(Page and application data records)
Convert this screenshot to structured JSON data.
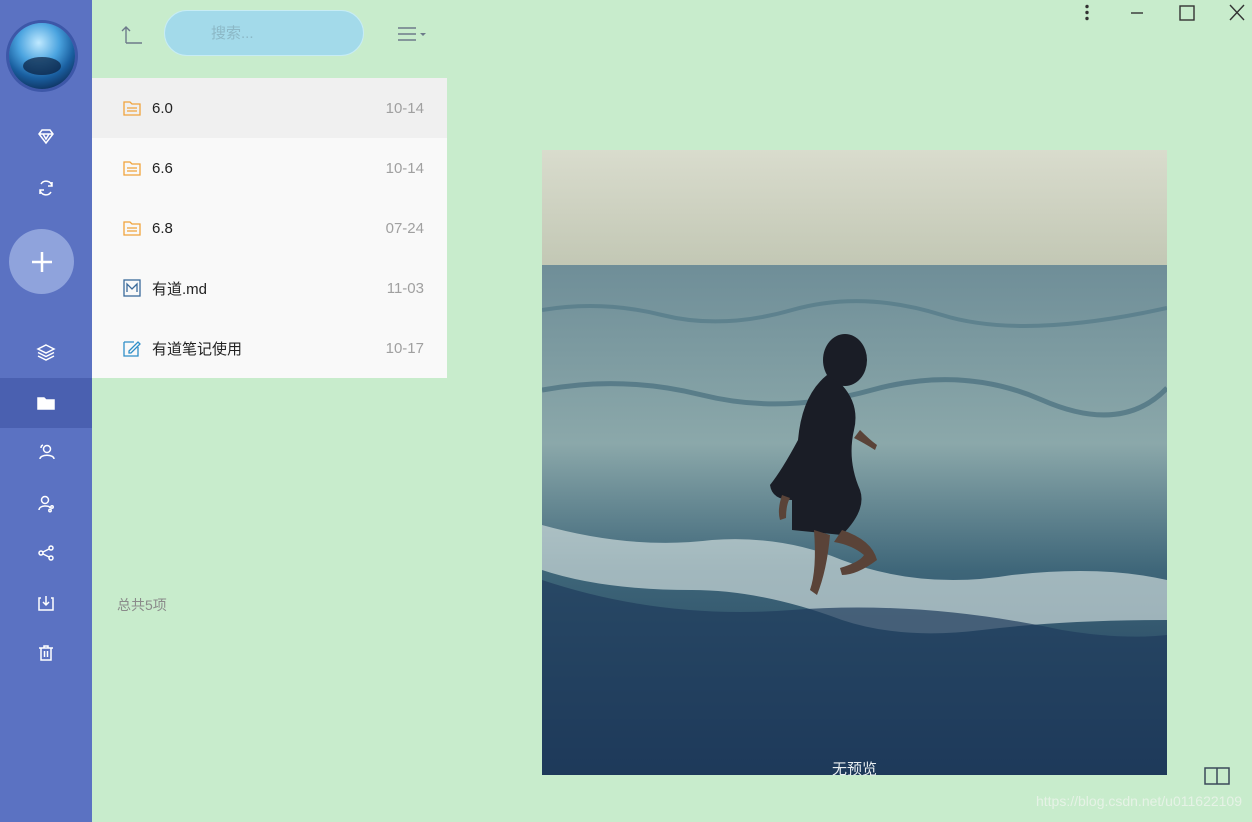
{
  "sidebar": {
    "items": [
      {
        "name": "diamond-icon"
      },
      {
        "name": "sync-icon"
      },
      {
        "name": "layers-icon"
      },
      {
        "name": "folder-icon",
        "active": true
      },
      {
        "name": "contacts-icon"
      },
      {
        "name": "user-share-icon"
      },
      {
        "name": "share-icon"
      },
      {
        "name": "download-box-icon"
      },
      {
        "name": "trash-icon"
      }
    ]
  },
  "toolbar": {
    "search_placeholder": "搜索..."
  },
  "files": [
    {
      "name": "6.0",
      "date": "10-14",
      "type": "folder"
    },
    {
      "name": "6.6",
      "date": "10-14",
      "type": "folder"
    },
    {
      "name": "6.8",
      "date": "07-24",
      "type": "folder"
    },
    {
      "name": "有道.md",
      "date": "11-03",
      "type": "markdown"
    },
    {
      "name": "有道笔记使用",
      "date": "10-17",
      "type": "note"
    }
  ],
  "total_label": "总共5项",
  "preview": {
    "caption": "无预览"
  },
  "watermark": "https://blog.csdn.net/u011622109",
  "colors": {
    "background": "#c8eccc",
    "sidebar": "#5b72c2",
    "search_bg": "#a3daea",
    "folder_icon": "#f0a33c"
  }
}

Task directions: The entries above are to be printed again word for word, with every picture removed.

Written response:
Convert this screenshot to structured JSON data.
{
  "sidebar": {
    "items": [
      {
        "name": "diamond-icon"
      },
      {
        "name": "sync-icon"
      },
      {
        "name": "layers-icon"
      },
      {
        "name": "folder-icon",
        "active": true
      },
      {
        "name": "contacts-icon"
      },
      {
        "name": "user-share-icon"
      },
      {
        "name": "share-icon"
      },
      {
        "name": "download-box-icon"
      },
      {
        "name": "trash-icon"
      }
    ]
  },
  "toolbar": {
    "search_placeholder": "搜索..."
  },
  "files": [
    {
      "name": "6.0",
      "date": "10-14",
      "type": "folder"
    },
    {
      "name": "6.6",
      "date": "10-14",
      "type": "folder"
    },
    {
      "name": "6.8",
      "date": "07-24",
      "type": "folder"
    },
    {
      "name": "有道.md",
      "date": "11-03",
      "type": "markdown"
    },
    {
      "name": "有道笔记使用",
      "date": "10-17",
      "type": "note"
    }
  ],
  "total_label": "总共5项",
  "preview": {
    "caption": "无预览"
  },
  "watermark": "https://blog.csdn.net/u011622109",
  "colors": {
    "background": "#c8eccc",
    "sidebar": "#5b72c2",
    "search_bg": "#a3daea",
    "folder_icon": "#f0a33c"
  }
}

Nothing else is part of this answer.